Once again she demonstrated a toughness, a resolute nature, an unspoken "I'm not giving up, I'm not going" and her commitment to some of the issues she raised, the ideas she flogged, seemed heartfelt.
And yet. Her voice is not a clarion call to battle. It's not her style, even when necessary.
If energy drives political activism, ideas help create that energy. The PM's speech - mirroring the Conference - was bereft of innovative thinking. Recycled ideas returned. And while fairness, opportunity, diversity, race and tolerance specifically are important challenges for modern Britain, and while we want a fairer country that rewards all, there was no sense from these words today that this leader, this party, has the new thinking to lead the country on that journey. Manchester presented scant evidence that they would find it any time soon.
In this chaotic and uncertain of moments, Theresa may carry on. But this conference ends with the same question it faced at the beginning. For how long?
Gill Morris, chief executive of DevoConnect
Theresa’s dream speech turned into a nightmare before our very eyes. She coughed and spluttered her way through a speech which was meant to be a game changer. Instead it completely backfired and failed to unify and strengthen her command. Even before the P45 stunt her tone smacked of desperation and pleading.
People will not remember much, if anything, about the actual content of her ‘painful to watch’ speech. Even the well trailed announcements on housing and the energy price cap were eclipsed and may prove to be weak in substance. Her speech showed that there are few original ideas coming out of Government and if anything her speech showed that they are following and not leading the way on announcements on Hillsborough, organ donation and she completely omitted to mention public sector pay.
On the positive side, the frog in her throat made her look less robotic and she even cracked some good jokes which made her look more human.

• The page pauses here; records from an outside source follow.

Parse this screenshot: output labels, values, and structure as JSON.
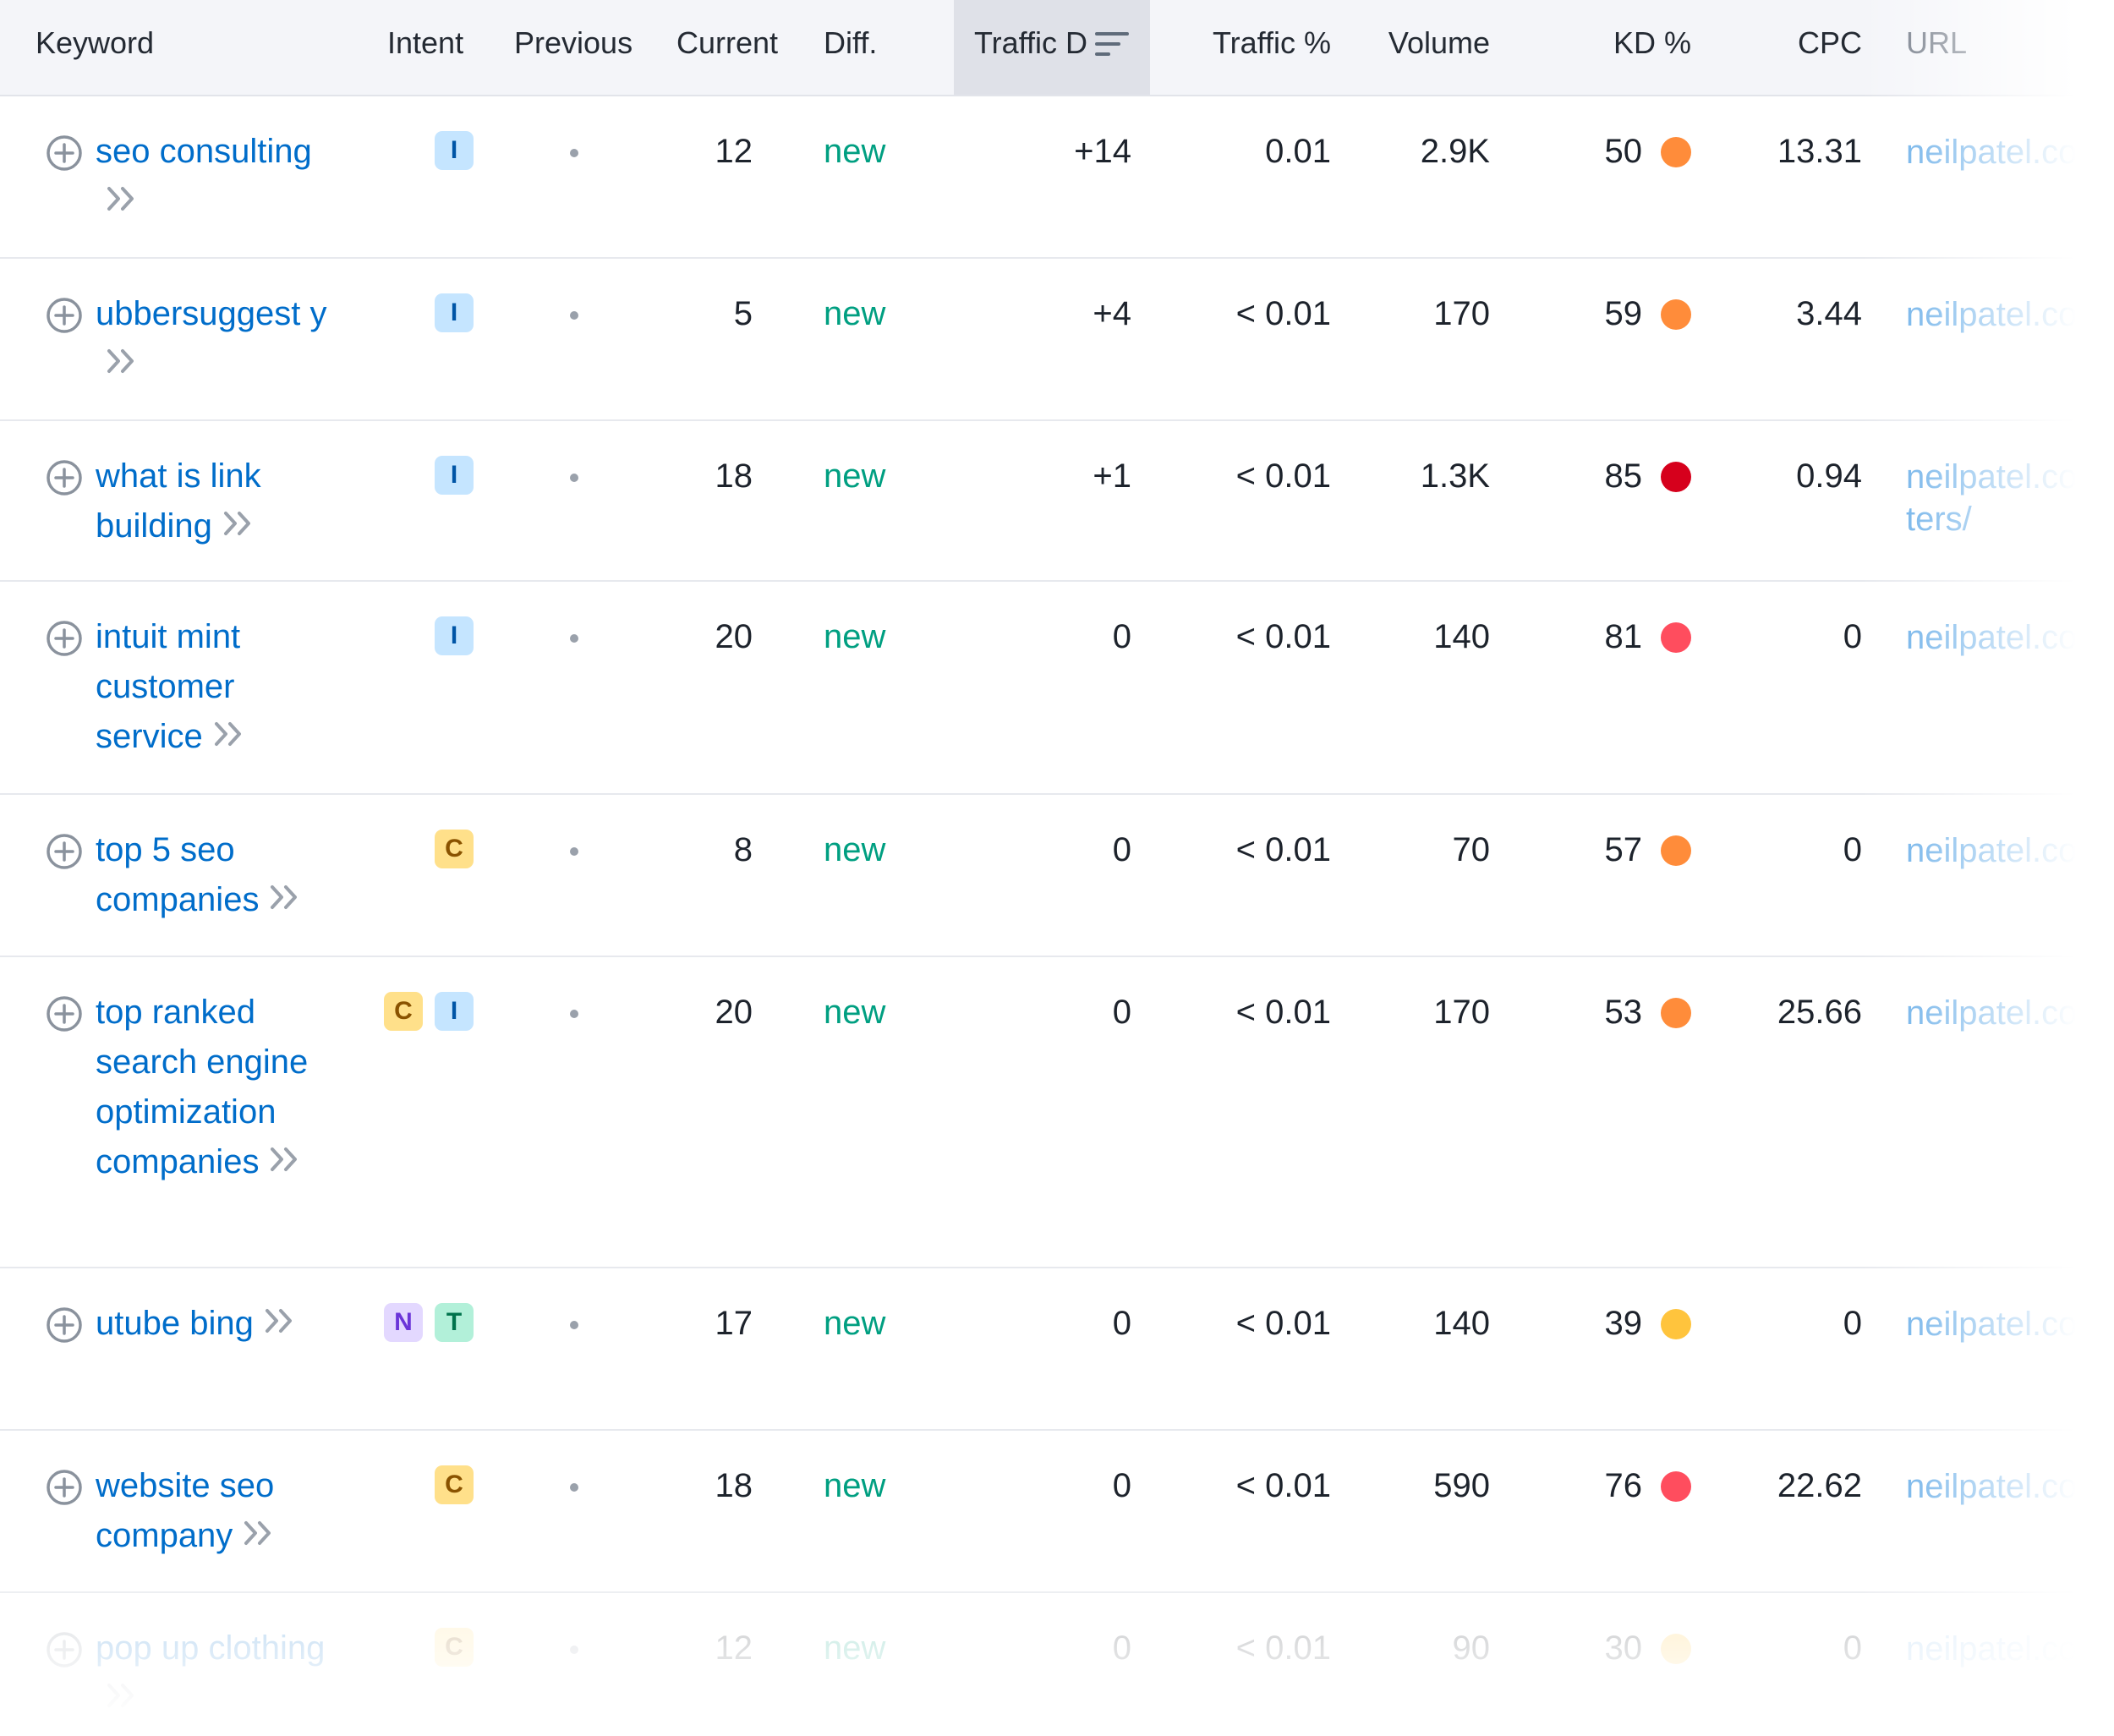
{
  "header": {
    "keyword": "Keyword",
    "intent": "Intent",
    "previous": "Previous",
    "current": "Current",
    "diff": "Diff.",
    "traffic_diff": "Traffic D",
    "traffic_pct": "Traffic %",
    "volume": "Volume",
    "kd": "KD %",
    "cpc": "CPC",
    "url": "URL"
  },
  "colors": {
    "kd_light_orange": "#ff8c3a",
    "kd_red_dark": "#d6001c",
    "kd_red": "#ff4d5e",
    "kd_yellow": "#ffc43d",
    "keyword_link": "#006dca",
    "diff_new": "#009f81"
  },
  "rows": [
    {
      "keyword": "seo consulting",
      "intents": [
        "I"
      ],
      "previous": "•",
      "current": "12",
      "diff": "new",
      "traffic_diff": "+14",
      "traffic_pct": "0.01",
      "volume": "2.9K",
      "kd": "50",
      "kd_color": "#ff8c3a",
      "cpc": "13.31",
      "url": "neilpatel.com"
    },
    {
      "keyword": "ubbersuggest y",
      "intents": [
        "I"
      ],
      "previous": "•",
      "current": "5",
      "diff": "new",
      "traffic_diff": "+4",
      "traffic_pct": "< 0.01",
      "volume": "170",
      "kd": "59",
      "kd_color": "#ff8c3a",
      "cpc": "3.44",
      "url": "neilpatel.com"
    },
    {
      "keyword": "what is link building",
      "intents": [
        "I"
      ],
      "previous": "•",
      "current": "18",
      "diff": "new",
      "traffic_diff": "+1",
      "traffic_pct": "< 0.01",
      "volume": "1.3K",
      "kd": "85",
      "kd_color": "#d6001c",
      "cpc": "0.94",
      "url": "neilpatel.com ters/"
    },
    {
      "keyword": "intuit mint customer service",
      "intents": [
        "I"
      ],
      "previous": "•",
      "current": "20",
      "diff": "new",
      "traffic_diff": "0",
      "traffic_pct": "< 0.01",
      "volume": "140",
      "kd": "81",
      "kd_color": "#ff4d5e",
      "cpc": "0",
      "url": "neilpatel.com"
    },
    {
      "keyword": "top 5 seo companies",
      "intents": [
        "C"
      ],
      "previous": "•",
      "current": "8",
      "diff": "new",
      "traffic_diff": "0",
      "traffic_pct": "< 0.01",
      "volume": "70",
      "kd": "57",
      "kd_color": "#ff8c3a",
      "cpc": "0",
      "url": "neilpatel.com"
    },
    {
      "keyword": "top ranked search engine optimization companies",
      "intents": [
        "C",
        "I"
      ],
      "previous": "•",
      "current": "20",
      "diff": "new",
      "traffic_diff": "0",
      "traffic_pct": "< 0.01",
      "volume": "170",
      "kd": "53",
      "kd_color": "#ff8c3a",
      "cpc": "25.66",
      "url": "neilpatel.com"
    },
    {
      "keyword": "utube bing",
      "intents": [
        "N",
        "T"
      ],
      "previous": "•",
      "current": "17",
      "diff": "new",
      "traffic_diff": "0",
      "traffic_pct": "< 0.01",
      "volume": "140",
      "kd": "39",
      "kd_color": "#ffc43d",
      "cpc": "0",
      "url": "neilpatel.com"
    },
    {
      "keyword": "website seo company",
      "intents": [
        "C"
      ],
      "previous": "•",
      "current": "18",
      "diff": "new",
      "traffic_diff": "0",
      "traffic_pct": "< 0.01",
      "volume": "590",
      "kd": "76",
      "kd_color": "#ff4d5e",
      "cpc": "22.62",
      "url": "neilpatel.com"
    },
    {
      "keyword": "pop up clothing",
      "intents": [
        "C"
      ],
      "previous": "•",
      "current": "12",
      "diff": "new",
      "traffic_diff": "0",
      "traffic_pct": "< 0.01",
      "volume": "90",
      "kd": "30",
      "kd_color": "#ffc43d",
      "cpc": "0",
      "url": "neilpatel.com"
    }
  ]
}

Indeed most will probably feel sorry for her which might be the only saving grace from the worst leader’s speech ever. Will this be her last?